Is this for C bindings, or for pure mutual exclusion? I can imagine having a fiber ExclusionGroup which you could ass fibers to such that two fibers in a group cannot execute at the same time. But should that be in addition to manually pinning a fiber to a thread or not?



I’m not denying that, but segfaults are RCEs, if you can find a gadget which lines up user-controlled data with a function pointer in a union dispatch, and the language should not permit that. People will mess up concurrency, they will use locks instead of CSP, and they will make mistakes. But those should be data corruption bugs or raised exceptions, not RCEs.



if you can find a gadget which lines up user-controlled data with a function pointer in a union dispatch, and the language should not permit that.

Crystal is intentionally such low level and fast. You cannot sit on both chairs: safety and low level performance. I will wonder if you can.



You cannot sit on both chairs: safety and low level performance. I will wonder if you can.

Ok, there is Rust :-) Then Crystal should became Rust-ish.



Concerning unions: if union tag has free bits (and I bet it has), then spin lock could be implemented using them.



Safety has always been more important to crystal than speed. If safety and performance conflict, the safe behaviour (within reason) must always be the default. There can of course be an unsafe escape hatch.

That’s a really good idea! I think in the future this will definitely be done.



Hey, I just wanted to say that I’m happy the team is so open in discussions here, keep it up! :slight_smile:



I’m glad someone already brought this in the discussion.

Since Crystal is heading towards a work-stealing scheduler (which is great!), I was also wondering if there is any plan to disallow some fibers to be scheduled on other threads than the “original” one.

I have this concern for C bindings, since some libraries requires specific calls to be made on the same thread.
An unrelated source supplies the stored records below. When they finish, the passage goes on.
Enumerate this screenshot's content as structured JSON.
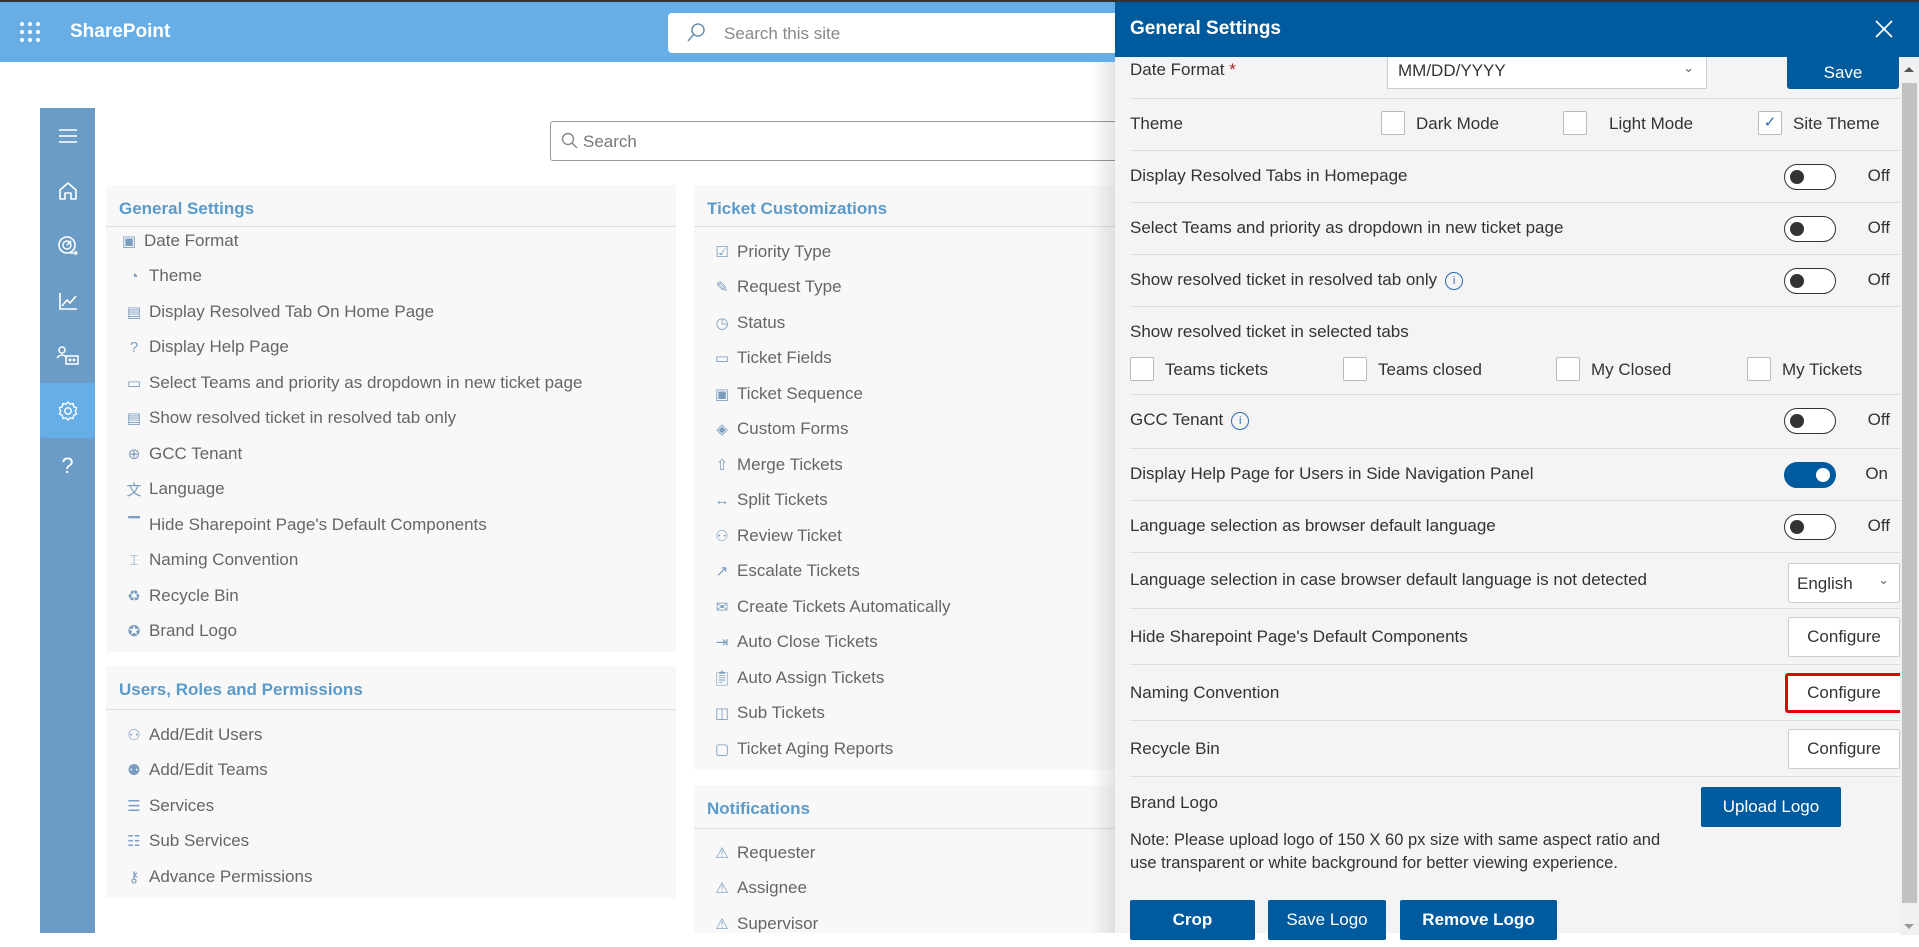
{
  "topbar": {
    "app_name": "SharePoint",
    "search_placeholder": "Search this site"
  },
  "main_search": {
    "placeholder": "Search"
  },
  "left_nav": [
    {
      "icon": "hamburger-icon"
    },
    {
      "icon": "home-icon"
    },
    {
      "icon": "dashboard-icon"
    },
    {
      "icon": "chart-icon"
    },
    {
      "icon": "users-icon"
    },
    {
      "icon": "gear-icon",
      "active": true
    },
    {
      "icon": "help-icon"
    }
  ],
  "cards": {
    "general": {
      "title": "General Settings",
      "items": [
        "Date Format",
        "Theme",
        "Display Resolved Tab On Home Page",
        "Display Help Page",
        "Select Teams and priority as dropdown in new ticket page",
        "Show resolved ticket in resolved tab only",
        "GCC Tenant",
        "Language",
        "Hide Sharepoint Page's Default Components",
        "Naming Convention",
        "Recycle Bin",
        "Brand Logo"
      ]
    },
    "users": {
      "title": "Users, Roles and Permissions",
      "items": [
        "Add/Edit Users",
        "Add/Edit Teams",
        "Services",
        "Sub Services",
        "Advance Permissions"
      ]
    },
    "ticket": {
      "title": "Ticket Customizations",
      "items": [
        "Priority Type",
        "Request Type",
        "Status",
        "Ticket Fields",
        "Ticket Sequence",
        "Custom Forms",
        "Merge Tickets",
        "Split Tickets",
        "Review Ticket",
        "Escalate Tickets",
        "Create Tickets Automatically",
        "Auto Close Tickets",
        "Auto Assign Tickets",
        "Sub Tickets",
        "Ticket Aging Reports"
      ]
    },
    "notifications": {
      "title": "Notifications",
      "items": [
        "Requester",
        "Assignee",
        "Supervisor"
      ]
    }
  },
  "panel": {
    "title": "General Settings",
    "save_label": "Save",
    "date_format": {
      "label": "Date Format",
      "required_mark": "*",
      "value": "MM/DD/YYYY"
    },
    "theme": {
      "label": "Theme",
      "options": [
        {
          "label": "Dark Mode",
          "checked": false
        },
        {
          "label": "Light Mode",
          "checked": false
        },
        {
          "label": "Site Theme",
          "checked": true
        }
      ]
    },
    "toggles": [
      {
        "label": "Display Resolved Tabs in Homepage",
        "state": "Off"
      },
      {
        "label": "Select Teams and priority as dropdown in new ticket page",
        "state": "Off"
      },
      {
        "label": "Show resolved ticket in resolved tab only",
        "state": "Off",
        "info": true
      }
    ],
    "resolved_tabs": {
      "label": "Show resolved ticket in selected tabs",
      "options": [
        {
          "label": "Teams tickets",
          "checked": false
        },
        {
          "label": "Teams closed",
          "checked": false
        },
        {
          "label": "My Closed",
          "checked": false
        },
        {
          "label": "My Tickets",
          "checked": false
        }
      ]
    },
    "gcc": {
      "label": "GCC Tenant",
      "state": "Off"
    },
    "help_page": {
      "label": "Display Help Page for Users in Side Navigation Panel",
      "state": "On"
    },
    "lang_browser": {
      "label": "Language selection as browser default language",
      "state": "Off"
    },
    "lang_fallback": {
      "label": "Language selection in case browser default language is not detected",
      "value": "English"
    },
    "configure_rows": [
      {
        "label": "Hide Sharepoint Page's Default Components",
        "button": "Configure"
      },
      {
        "label": "Naming Convention",
        "button": "Configure",
        "highlighted": true
      },
      {
        "label": "Recycle Bin",
        "button": "Configure"
      }
    ],
    "brand_logo": {
      "label": "Brand Logo",
      "upload_label": "Upload Logo",
      "note": "Note: Please upload logo of 150 X 60 px size with same aspect ratio and use transparent or white background for better viewing experience.",
      "crop_label": "Crop",
      "save_logo_label": "Save Logo",
      "remove_logo_label": "Remove Logo"
    }
  },
  "colors": {
    "topbar": "#67ade6",
    "nav": "#6a9cc6",
    "panel_header": "#005a9e",
    "accent_link": "#5b9ac9",
    "highlight": "#e00000"
  }
}
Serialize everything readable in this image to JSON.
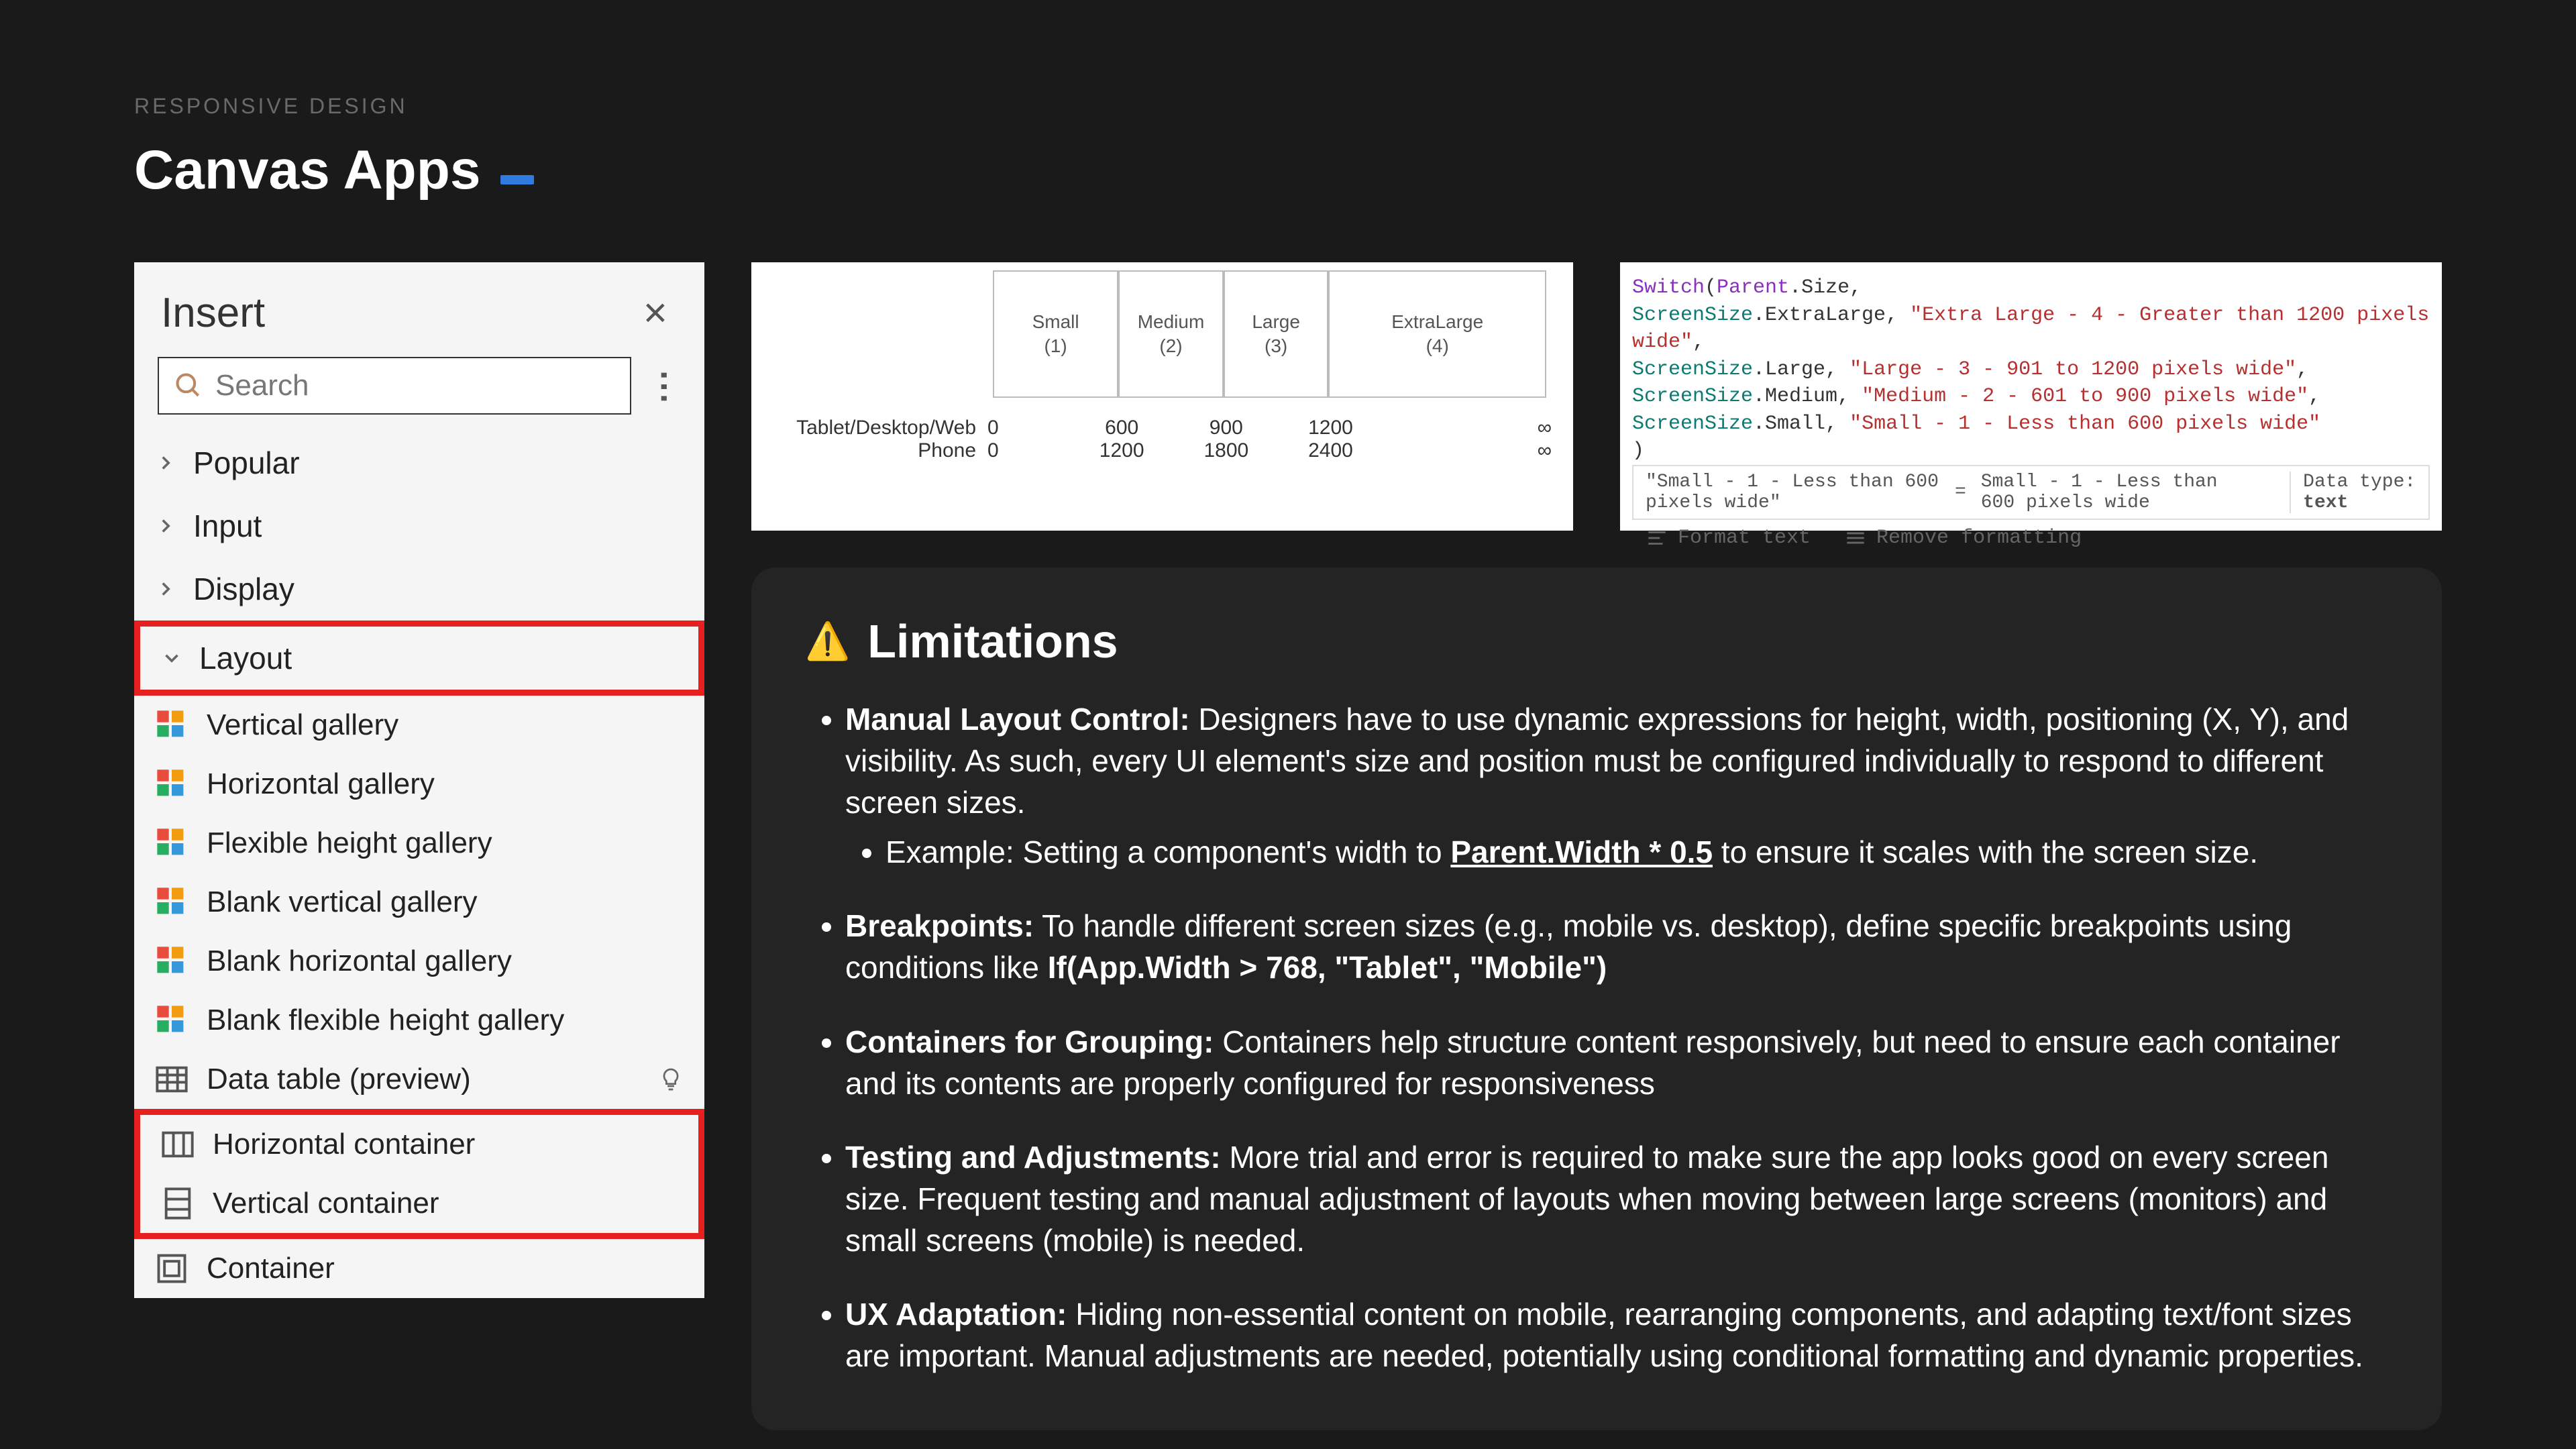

Maybe a solution could be to add a pin flag to fibers, preventing schedulers seating in other threads to steal such marked fibers?